Records for the task below:

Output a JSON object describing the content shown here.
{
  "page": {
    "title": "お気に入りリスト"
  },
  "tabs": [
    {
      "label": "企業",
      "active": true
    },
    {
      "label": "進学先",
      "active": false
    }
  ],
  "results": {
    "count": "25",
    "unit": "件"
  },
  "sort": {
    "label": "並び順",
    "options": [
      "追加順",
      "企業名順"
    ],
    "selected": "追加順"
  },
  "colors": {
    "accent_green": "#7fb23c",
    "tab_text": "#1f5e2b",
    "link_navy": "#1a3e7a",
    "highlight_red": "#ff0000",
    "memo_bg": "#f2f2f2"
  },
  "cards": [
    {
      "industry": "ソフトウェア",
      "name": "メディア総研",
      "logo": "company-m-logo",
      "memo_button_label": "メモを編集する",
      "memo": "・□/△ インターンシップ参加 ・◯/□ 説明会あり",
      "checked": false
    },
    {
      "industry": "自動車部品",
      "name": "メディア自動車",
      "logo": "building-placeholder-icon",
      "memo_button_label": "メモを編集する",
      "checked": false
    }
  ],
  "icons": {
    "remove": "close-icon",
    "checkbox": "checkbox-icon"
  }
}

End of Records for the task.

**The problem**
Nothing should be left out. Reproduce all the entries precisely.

**Expected answer**
Output a JSON object describing the content shown here.
{
  "page": {
    "title": "お気に入りリスト"
  },
  "tabs": [
    {
      "label": "企業",
      "active": true
    },
    {
      "label": "進学先",
      "active": false
    }
  ],
  "results": {
    "count": "25",
    "unit": "件"
  },
  "sort": {
    "label": "並び順",
    "options": [
      "追加順",
      "企業名順"
    ],
    "selected": "追加順"
  },
  "colors": {
    "accent_green": "#7fb23c",
    "tab_text": "#1f5e2b",
    "link_navy": "#1a3e7a",
    "highlight_red": "#ff0000",
    "memo_bg": "#f2f2f2"
  },
  "cards": [
    {
      "industry": "ソフトウェア",
      "name": "メディア総研",
      "logo": "company-m-logo",
      "memo_button_label": "メモを編集する",
      "memo": "・□/△ インターンシップ参加 ・◯/□ 説明会あり",
      "checked": false
    },
    {
      "industry": "自動車部品",
      "name": "メディア自動車",
      "logo": "building-placeholder-icon",
      "memo_button_label": "メモを編集する",
      "checked": false
    }
  ],
  "icons": {
    "remove": "close-icon",
    "checkbox": "checkbox-icon"
  }
}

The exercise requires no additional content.